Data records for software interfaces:
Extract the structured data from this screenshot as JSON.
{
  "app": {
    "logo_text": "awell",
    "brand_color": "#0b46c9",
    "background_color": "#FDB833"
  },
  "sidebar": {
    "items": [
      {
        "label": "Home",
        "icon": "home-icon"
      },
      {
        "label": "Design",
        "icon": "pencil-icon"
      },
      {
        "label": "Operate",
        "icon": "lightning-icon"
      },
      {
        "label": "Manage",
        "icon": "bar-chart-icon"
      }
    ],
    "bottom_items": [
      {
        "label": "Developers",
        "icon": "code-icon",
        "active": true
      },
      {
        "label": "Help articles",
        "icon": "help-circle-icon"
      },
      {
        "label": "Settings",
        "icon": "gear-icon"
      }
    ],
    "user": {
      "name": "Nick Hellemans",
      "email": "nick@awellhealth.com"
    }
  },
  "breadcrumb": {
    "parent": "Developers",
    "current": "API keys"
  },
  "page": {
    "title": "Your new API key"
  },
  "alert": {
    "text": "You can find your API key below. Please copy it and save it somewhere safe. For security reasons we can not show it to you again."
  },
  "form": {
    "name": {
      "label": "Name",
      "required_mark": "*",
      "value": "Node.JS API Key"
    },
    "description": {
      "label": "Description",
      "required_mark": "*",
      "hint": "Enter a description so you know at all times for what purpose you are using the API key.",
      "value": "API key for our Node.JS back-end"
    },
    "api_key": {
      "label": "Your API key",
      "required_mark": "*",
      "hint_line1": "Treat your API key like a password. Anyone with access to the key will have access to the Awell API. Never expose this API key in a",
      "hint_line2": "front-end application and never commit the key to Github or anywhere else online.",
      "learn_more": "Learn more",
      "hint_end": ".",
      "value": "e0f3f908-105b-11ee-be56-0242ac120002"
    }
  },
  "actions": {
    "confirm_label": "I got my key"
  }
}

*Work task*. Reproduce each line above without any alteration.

*Response below*.
Extract the structured data from this screenshot as JSON.
{
  "app": {
    "logo_text": "awell",
    "brand_color": "#0b46c9",
    "background_color": "#FDB833"
  },
  "sidebar": {
    "items": [
      {
        "label": "Home",
        "icon": "home-icon"
      },
      {
        "label": "Design",
        "icon": "pencil-icon"
      },
      {
        "label": "Operate",
        "icon": "lightning-icon"
      },
      {
        "label": "Manage",
        "icon": "bar-chart-icon"
      }
    ],
    "bottom_items": [
      {
        "label": "Developers",
        "icon": "code-icon",
        "active": true
      },
      {
        "label": "Help articles",
        "icon": "help-circle-icon"
      },
      {
        "label": "Settings",
        "icon": "gear-icon"
      }
    ],
    "user": {
      "name": "Nick Hellemans",
      "email": "nick@awellhealth.com"
    }
  },
  "breadcrumb": {
    "parent": "Developers",
    "current": "API keys"
  },
  "page": {
    "title": "Your new API key"
  },
  "alert": {
    "text": "You can find your API key below. Please copy it and save it somewhere safe. For security reasons we can not show it to you again."
  },
  "form": {
    "name": {
      "label": "Name",
      "required_mark": "*",
      "value": "Node.JS API Key"
    },
    "description": {
      "label": "Description",
      "required_mark": "*",
      "hint": "Enter a description so you know at all times for what purpose you are using the API key.",
      "value": "API key for our Node.JS back-end"
    },
    "api_key": {
      "label": "Your API key",
      "required_mark": "*",
      "hint_line1": "Treat your API key like a password. Anyone with access to the key will have access to the Awell API. Never expose this API key in a",
      "hint_line2": "front-end application and never commit the key to Github or anywhere else online.",
      "learn_more": "Learn more",
      "hint_end": ".",
      "value": "e0f3f908-105b-11ee-be56-0242ac120002"
    }
  },
  "actions": {
    "confirm_label": "I got my key"
  }
}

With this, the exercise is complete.